__WORK ORDER__:
In the records below, find the lines that include "Create" and copy each.

__Data records for software interfaces__:
○ ○ ○

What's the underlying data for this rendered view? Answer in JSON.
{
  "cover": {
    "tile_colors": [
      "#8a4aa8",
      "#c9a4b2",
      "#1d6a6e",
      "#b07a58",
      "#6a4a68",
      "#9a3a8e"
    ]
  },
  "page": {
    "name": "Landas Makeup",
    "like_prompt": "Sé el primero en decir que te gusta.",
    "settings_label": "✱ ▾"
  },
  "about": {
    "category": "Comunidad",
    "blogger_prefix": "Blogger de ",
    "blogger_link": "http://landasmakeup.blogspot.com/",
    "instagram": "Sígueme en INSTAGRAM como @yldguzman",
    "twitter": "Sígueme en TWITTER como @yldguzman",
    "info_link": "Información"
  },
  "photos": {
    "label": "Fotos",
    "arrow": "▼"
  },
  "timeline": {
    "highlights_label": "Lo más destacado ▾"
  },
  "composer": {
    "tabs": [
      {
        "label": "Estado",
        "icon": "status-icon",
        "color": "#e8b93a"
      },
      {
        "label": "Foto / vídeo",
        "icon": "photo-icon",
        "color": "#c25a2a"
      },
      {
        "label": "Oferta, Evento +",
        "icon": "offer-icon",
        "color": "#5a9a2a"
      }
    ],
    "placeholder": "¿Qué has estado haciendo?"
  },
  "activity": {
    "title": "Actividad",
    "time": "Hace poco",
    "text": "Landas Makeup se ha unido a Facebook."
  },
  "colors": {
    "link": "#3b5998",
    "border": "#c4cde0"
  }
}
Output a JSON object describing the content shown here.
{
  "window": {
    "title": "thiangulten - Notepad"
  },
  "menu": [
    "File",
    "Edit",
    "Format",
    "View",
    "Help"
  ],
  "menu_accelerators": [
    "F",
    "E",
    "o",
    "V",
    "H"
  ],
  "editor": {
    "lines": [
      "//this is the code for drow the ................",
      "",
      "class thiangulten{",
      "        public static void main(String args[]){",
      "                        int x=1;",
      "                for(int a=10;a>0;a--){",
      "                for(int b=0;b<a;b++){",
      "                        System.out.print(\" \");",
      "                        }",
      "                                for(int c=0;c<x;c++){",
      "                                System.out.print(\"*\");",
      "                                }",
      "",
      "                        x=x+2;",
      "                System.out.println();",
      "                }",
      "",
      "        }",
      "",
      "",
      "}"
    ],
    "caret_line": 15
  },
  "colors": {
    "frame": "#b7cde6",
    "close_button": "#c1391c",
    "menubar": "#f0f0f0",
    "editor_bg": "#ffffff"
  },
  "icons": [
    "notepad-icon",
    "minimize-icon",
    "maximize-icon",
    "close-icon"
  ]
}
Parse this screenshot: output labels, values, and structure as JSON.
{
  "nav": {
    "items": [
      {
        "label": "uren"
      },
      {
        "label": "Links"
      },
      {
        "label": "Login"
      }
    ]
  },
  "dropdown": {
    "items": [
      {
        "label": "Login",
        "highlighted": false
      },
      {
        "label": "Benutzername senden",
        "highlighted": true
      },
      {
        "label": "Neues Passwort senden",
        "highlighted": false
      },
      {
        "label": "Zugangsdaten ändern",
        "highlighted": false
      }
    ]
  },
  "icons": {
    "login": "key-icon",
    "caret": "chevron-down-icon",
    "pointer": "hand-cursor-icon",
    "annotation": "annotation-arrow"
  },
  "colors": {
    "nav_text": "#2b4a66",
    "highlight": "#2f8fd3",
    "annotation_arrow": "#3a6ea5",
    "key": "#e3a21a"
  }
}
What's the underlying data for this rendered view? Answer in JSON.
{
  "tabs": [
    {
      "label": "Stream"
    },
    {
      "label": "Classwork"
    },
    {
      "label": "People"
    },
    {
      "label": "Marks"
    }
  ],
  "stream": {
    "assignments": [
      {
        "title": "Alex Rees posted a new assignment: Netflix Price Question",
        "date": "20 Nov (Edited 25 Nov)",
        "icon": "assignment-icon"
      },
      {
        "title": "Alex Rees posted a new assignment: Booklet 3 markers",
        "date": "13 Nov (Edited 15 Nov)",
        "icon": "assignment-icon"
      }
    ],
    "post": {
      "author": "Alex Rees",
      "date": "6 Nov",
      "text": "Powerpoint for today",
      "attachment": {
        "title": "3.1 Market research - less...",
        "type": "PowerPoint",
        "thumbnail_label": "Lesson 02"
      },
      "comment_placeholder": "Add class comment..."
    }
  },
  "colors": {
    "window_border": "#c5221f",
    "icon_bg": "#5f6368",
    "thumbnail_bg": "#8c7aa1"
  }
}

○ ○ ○

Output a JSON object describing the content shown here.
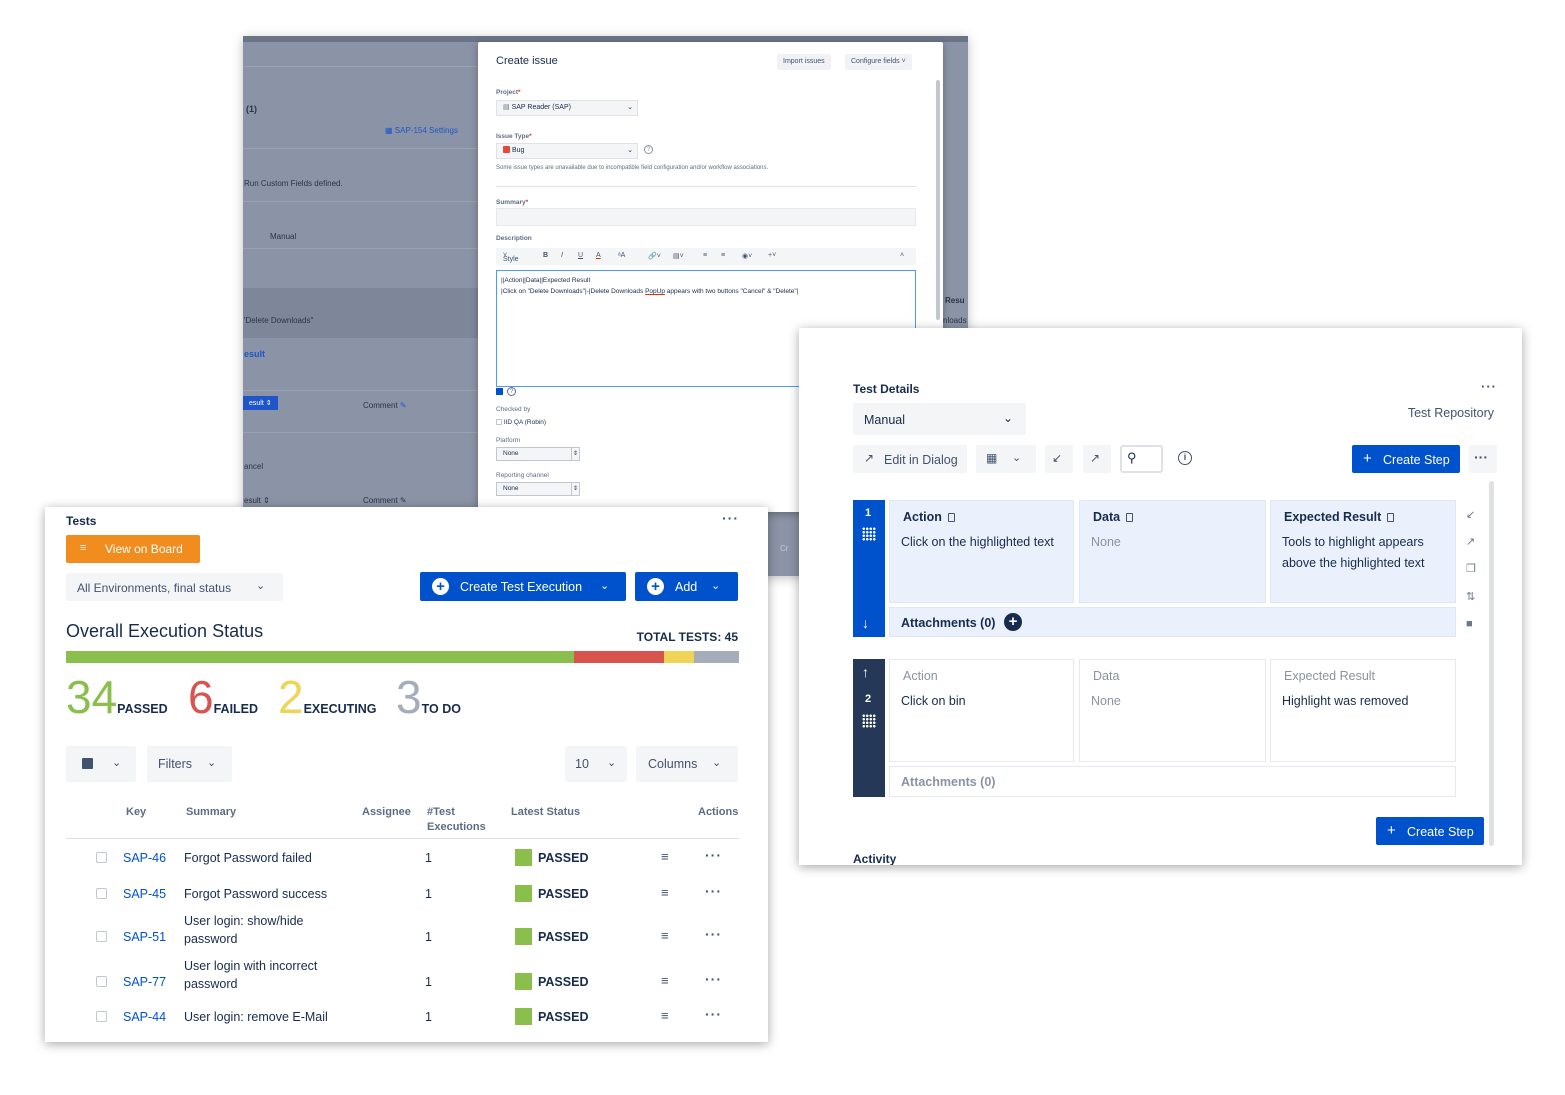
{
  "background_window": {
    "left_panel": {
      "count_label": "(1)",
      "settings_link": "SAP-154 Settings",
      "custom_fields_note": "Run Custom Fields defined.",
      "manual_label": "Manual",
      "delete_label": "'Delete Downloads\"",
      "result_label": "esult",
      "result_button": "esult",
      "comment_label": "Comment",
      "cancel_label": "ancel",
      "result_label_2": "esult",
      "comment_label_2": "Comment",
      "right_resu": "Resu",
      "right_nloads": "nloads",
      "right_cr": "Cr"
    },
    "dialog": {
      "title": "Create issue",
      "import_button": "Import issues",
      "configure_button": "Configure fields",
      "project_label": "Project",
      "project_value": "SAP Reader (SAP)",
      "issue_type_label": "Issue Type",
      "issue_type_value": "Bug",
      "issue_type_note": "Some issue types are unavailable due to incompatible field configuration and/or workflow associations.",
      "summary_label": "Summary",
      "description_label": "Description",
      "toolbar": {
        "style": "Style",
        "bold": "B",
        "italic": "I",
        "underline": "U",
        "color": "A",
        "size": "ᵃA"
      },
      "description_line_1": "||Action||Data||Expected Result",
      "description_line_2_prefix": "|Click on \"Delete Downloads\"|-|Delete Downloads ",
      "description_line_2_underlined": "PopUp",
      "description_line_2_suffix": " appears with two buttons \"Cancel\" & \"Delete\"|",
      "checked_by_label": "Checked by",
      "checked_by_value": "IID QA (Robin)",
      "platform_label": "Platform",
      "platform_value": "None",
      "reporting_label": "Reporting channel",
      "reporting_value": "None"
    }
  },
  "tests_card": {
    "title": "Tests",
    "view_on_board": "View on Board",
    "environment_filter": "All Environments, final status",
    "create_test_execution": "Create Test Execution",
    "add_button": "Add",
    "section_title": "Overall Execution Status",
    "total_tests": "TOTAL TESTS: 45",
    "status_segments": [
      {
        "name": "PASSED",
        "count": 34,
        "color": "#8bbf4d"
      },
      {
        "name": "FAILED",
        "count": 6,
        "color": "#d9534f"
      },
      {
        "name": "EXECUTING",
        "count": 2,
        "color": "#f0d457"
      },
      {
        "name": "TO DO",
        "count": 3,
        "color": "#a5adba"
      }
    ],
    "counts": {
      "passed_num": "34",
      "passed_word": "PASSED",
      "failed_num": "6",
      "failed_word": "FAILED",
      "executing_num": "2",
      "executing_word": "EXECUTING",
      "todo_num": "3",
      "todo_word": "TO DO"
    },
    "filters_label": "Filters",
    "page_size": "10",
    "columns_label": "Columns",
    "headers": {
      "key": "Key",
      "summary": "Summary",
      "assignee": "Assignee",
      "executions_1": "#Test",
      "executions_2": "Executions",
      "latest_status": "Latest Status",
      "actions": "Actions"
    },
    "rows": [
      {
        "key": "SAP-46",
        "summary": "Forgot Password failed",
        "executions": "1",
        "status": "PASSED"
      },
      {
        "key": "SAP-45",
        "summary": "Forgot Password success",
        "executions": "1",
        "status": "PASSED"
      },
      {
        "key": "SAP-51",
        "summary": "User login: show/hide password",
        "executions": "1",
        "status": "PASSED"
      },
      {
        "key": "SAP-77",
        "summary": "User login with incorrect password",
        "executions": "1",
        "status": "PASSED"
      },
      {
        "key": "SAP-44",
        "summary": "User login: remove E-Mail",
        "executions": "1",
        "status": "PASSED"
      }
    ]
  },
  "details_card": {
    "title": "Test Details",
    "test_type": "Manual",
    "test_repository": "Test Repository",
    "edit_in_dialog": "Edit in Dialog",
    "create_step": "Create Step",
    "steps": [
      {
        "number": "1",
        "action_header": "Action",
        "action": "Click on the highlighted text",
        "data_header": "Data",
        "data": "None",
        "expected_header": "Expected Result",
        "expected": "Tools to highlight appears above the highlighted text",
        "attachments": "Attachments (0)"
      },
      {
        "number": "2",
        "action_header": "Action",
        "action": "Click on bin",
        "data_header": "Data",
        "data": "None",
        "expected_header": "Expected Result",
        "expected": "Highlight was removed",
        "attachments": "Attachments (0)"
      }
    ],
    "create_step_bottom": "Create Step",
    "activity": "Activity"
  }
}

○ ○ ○

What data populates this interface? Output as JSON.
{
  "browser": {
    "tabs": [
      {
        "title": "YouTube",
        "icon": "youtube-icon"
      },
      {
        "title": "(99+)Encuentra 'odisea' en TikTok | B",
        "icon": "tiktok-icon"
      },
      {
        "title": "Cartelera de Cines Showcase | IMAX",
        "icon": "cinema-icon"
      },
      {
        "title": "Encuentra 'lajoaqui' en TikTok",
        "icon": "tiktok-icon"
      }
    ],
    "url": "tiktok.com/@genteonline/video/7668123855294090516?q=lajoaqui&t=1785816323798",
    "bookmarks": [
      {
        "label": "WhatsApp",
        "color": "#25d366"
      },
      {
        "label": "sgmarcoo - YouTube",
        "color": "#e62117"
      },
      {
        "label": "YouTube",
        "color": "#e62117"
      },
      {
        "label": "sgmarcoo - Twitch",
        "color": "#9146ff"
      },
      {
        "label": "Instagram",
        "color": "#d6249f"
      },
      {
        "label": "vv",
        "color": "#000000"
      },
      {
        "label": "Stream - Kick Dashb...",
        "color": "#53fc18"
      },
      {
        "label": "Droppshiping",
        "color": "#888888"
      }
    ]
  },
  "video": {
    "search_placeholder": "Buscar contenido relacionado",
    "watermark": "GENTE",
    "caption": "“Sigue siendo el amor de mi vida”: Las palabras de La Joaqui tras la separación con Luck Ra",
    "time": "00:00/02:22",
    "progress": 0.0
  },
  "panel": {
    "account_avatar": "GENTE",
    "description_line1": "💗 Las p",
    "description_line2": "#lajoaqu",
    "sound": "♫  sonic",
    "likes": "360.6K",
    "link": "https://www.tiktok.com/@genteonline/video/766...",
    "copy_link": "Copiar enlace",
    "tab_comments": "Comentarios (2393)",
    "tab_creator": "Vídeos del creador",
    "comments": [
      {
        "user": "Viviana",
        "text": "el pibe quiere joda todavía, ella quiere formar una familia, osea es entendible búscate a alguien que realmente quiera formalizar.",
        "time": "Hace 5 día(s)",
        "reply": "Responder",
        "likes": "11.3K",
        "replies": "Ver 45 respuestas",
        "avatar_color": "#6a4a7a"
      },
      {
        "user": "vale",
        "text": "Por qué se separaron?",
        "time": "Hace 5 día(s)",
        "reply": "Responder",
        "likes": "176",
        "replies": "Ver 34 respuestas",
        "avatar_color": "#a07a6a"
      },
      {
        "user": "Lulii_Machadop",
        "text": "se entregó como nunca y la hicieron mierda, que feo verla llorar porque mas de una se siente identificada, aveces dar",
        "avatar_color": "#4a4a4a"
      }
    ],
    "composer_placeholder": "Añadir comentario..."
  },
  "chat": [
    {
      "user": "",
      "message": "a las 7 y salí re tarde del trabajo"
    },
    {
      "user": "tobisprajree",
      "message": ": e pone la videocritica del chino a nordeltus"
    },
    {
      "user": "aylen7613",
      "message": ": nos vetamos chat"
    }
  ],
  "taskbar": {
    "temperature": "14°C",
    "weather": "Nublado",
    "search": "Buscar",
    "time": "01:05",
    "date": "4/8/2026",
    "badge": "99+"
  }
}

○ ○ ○

__SOLUTION TO THIS PROBLEM__:
      "title": "Create issue",
    "create_test_execution": "Create Test Execution",
    "create_step": "Create Step",
    "create_step_bottom": "Create Step",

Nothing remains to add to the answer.